The restore I am doing has worked many times in the past. Moreover, it (BIOS) is not even seeing that there is a disk there most of the time. It must be something in the physical geometry of the disk I suppose, but I'm lost as to what it could possible be.
I have another laptop and am now trying to put it's disk in the failing laptop & vice versa to see if the problem moves with the disk.
I have now removed the HDD from a second laptop and restored the first laptop's image to it and the first laptop boots just fine. Also, the second laptop boots fine with the HDD from the first laptop.
It seems that that laptop HDD combo just won't work together. I have proved that the disk, laptop and recovery method are are functioning. It's like the old days where there was a maximum cylinder size that had to be jumpered before the BIOS would recognise the disk - but this is SATA2 with no pins available for jumpering.
Please someone, explain how this can be happening.
When the BIOS cannot "see" the HDD, there is a hardware problem. However, I'm intrigued that "it (BIOS) is not even seeing that there is a disk there most of the time". Most of the time? So sometimes the BIOS DOES "See" this HDD? An intermittent hardware problem is more difficult to find sometimes. But one thing to look for is a poor connector pin or socket on either a HDD or the connector it plugs into. SOMETIMES, it seems, a unit with a loose connector will still work OK in a different machine, which seems to be what is happening here.
Now, IF the BIOS can always detect the HDD properly but it still won't boot from it, claiming there is no disk to boot from, that MAY not be a hardware issue. Since you are using a SATA HDD, there's another possibility. IF you are booting into Win XP, there is a problem that XP usually does not know how to use a SATA (or AHCI) device unless a driver has been installed at the time the OS was first installed. This applies to ALL version of XP - undated SP's do not solve the problem. This is NOT an issue for Vista or Win 7, though.
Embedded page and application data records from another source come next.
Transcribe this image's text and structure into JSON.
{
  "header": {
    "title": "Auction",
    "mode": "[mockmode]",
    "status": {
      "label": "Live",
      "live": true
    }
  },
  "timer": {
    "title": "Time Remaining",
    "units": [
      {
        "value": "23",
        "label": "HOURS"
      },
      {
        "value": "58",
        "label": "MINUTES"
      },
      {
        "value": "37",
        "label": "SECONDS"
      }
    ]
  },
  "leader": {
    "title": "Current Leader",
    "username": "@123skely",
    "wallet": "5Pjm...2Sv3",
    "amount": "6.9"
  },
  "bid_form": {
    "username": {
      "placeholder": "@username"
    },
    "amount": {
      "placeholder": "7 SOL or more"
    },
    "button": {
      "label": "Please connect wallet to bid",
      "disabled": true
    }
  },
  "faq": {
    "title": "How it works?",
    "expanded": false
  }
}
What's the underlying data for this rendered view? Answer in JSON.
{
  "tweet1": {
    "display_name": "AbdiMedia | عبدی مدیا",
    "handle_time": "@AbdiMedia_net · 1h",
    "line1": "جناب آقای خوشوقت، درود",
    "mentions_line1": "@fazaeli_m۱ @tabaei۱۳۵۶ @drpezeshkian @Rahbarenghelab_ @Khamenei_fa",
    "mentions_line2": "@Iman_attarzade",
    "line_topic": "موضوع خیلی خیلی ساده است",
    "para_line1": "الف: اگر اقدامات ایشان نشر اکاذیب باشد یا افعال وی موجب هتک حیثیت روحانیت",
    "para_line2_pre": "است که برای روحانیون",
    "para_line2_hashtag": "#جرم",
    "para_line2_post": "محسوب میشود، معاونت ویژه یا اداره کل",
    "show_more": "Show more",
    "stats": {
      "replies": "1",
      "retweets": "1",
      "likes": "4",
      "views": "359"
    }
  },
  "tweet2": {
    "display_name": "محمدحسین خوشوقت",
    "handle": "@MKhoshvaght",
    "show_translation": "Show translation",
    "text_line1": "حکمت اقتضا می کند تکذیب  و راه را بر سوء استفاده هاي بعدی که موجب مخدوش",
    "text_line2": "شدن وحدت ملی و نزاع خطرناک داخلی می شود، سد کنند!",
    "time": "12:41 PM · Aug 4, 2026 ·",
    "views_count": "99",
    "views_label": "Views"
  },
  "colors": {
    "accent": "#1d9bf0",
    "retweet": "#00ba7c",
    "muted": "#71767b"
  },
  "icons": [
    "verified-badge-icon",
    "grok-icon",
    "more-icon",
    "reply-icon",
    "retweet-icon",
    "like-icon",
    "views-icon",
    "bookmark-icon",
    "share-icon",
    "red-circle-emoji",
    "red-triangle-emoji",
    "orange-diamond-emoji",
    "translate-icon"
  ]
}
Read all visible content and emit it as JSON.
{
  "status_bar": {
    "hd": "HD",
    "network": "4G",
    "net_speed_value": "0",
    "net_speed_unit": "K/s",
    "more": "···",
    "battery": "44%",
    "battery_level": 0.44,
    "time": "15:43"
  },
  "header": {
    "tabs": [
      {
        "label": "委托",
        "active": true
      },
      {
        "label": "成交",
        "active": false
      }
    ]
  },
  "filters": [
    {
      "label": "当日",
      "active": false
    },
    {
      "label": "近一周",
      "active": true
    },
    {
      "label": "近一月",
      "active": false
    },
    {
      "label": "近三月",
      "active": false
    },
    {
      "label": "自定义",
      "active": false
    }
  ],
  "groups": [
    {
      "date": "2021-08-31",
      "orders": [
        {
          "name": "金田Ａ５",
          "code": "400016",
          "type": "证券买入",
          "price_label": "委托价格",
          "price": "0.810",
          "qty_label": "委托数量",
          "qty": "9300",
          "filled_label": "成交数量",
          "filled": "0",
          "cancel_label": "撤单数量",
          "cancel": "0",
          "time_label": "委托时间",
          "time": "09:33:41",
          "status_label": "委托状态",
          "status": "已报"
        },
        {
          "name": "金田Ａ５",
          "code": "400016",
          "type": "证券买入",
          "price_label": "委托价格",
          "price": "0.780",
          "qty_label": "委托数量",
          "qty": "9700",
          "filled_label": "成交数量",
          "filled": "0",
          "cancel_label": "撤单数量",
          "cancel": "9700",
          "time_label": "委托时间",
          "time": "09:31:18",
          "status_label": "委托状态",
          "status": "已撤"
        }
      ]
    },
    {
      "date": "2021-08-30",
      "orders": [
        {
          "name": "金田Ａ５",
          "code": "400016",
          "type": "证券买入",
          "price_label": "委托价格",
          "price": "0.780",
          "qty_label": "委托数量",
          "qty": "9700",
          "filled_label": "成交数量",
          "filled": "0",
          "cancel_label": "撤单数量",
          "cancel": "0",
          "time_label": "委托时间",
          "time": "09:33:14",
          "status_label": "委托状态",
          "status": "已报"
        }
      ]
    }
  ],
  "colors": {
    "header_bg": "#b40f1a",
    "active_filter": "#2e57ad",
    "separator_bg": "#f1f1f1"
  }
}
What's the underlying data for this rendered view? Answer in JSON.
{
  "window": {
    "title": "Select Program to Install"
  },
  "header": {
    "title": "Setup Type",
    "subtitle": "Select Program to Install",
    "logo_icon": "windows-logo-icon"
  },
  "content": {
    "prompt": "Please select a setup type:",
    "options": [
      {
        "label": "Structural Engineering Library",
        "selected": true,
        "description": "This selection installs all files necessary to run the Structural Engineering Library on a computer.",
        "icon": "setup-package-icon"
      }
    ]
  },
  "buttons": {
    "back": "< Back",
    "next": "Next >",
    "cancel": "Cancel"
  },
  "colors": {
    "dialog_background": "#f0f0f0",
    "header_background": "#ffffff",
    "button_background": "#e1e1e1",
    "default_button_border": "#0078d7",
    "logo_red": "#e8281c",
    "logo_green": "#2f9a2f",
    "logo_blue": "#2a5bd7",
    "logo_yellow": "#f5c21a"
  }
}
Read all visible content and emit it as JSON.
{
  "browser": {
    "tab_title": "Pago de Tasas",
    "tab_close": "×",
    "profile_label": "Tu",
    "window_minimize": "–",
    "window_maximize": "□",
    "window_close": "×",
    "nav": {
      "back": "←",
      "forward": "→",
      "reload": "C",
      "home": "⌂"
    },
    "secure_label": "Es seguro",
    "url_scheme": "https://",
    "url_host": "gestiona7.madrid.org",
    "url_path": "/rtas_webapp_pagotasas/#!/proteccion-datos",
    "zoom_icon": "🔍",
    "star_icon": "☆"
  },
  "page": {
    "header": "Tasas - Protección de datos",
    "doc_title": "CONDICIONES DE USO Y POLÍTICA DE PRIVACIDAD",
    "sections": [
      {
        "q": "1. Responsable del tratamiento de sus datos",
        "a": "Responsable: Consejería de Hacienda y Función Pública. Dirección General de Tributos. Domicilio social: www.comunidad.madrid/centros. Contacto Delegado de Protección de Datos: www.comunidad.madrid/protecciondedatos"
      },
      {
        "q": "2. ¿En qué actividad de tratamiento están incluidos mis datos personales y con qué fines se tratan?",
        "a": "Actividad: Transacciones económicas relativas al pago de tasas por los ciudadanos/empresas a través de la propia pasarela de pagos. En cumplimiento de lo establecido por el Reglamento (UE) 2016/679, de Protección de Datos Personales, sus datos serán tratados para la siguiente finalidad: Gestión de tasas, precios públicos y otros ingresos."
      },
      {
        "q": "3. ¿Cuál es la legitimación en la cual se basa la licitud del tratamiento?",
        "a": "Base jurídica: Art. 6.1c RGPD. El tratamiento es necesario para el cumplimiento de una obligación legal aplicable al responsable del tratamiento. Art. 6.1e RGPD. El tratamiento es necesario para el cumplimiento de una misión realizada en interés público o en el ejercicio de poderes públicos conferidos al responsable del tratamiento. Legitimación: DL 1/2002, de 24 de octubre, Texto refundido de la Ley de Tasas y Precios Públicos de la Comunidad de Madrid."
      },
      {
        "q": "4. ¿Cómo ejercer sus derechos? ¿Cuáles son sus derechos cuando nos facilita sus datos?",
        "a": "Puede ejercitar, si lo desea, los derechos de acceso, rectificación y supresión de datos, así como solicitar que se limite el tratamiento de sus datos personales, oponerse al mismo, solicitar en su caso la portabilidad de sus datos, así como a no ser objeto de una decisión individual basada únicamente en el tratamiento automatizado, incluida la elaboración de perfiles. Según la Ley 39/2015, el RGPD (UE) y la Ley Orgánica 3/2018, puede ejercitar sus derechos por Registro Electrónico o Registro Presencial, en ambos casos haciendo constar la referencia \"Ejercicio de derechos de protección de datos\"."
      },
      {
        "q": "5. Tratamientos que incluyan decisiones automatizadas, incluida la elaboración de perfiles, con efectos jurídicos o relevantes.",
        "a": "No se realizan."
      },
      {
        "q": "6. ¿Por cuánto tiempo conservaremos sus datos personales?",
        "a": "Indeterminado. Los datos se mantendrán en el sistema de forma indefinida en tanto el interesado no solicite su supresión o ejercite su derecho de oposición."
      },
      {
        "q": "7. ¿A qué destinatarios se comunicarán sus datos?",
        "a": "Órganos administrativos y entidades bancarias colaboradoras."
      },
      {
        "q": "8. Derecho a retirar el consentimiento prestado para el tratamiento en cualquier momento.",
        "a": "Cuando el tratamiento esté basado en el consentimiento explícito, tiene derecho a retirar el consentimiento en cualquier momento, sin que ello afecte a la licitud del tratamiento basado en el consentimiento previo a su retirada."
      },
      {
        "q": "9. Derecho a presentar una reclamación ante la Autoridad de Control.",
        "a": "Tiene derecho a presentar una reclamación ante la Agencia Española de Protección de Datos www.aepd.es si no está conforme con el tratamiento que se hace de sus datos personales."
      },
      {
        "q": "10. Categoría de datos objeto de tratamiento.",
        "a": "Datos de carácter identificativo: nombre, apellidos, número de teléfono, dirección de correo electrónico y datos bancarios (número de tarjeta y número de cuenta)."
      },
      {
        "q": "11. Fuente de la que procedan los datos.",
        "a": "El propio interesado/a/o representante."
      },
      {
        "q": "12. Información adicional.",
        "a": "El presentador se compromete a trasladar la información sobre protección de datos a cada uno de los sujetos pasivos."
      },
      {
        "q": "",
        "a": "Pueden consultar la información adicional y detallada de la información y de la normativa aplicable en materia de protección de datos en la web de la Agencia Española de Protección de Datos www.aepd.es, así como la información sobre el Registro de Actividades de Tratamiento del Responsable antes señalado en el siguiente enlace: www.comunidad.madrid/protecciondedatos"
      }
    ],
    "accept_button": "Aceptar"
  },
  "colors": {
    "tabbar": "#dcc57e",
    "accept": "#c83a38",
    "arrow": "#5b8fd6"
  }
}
The symptom is that the machine starts to boot and detects the HDD properly, but then says there is no disk to boot from. That error message actually comes from the Windows boot sequence, not from the BIOS.
So, IF you are trying to boot into Win XP on that HDD, go into BIOS Setup and make sure that the SATA Port Mode is set to something like "IDE Emulation" or PATA mode, and not to SATA or AHCI or RAID. That lets the BIOS itself intervene and make the actual SATA HDD appear to Win XP to be a plain older IDE drive it DOES understand fully, and it can boot from it. Just maybe the two laptops you have been trying have their BIOS's set differently on this point, which might explain why a SATA HDD can serve as a boot device in one, but not in the other.
Thanks for the comments. I think this must be a compatibility problem as the 'suspect' disk works fine in another laptop and the 'suspect' laptop work fine with other disks. What I can't figure out is what in the BIOS is incompatible with the disk.
I am sure it is the BIOS as it seems to see a variable amount of the disk's ID. So if I go into the BIOS or the boot menu I can sometimes see nothing, once I saw the whole string, but most often I see Hit]s dff f or some similar abbreviated or corrupted string that starts with some of the word 'Hitachi'.
SATA drivers are indeed the sort of thing that can cause problems, and this is XP (MCE) but the other SATA disks work fine. Also, it is not even getting to Windows as evidenced by the partial ID string displayed in the BIOS.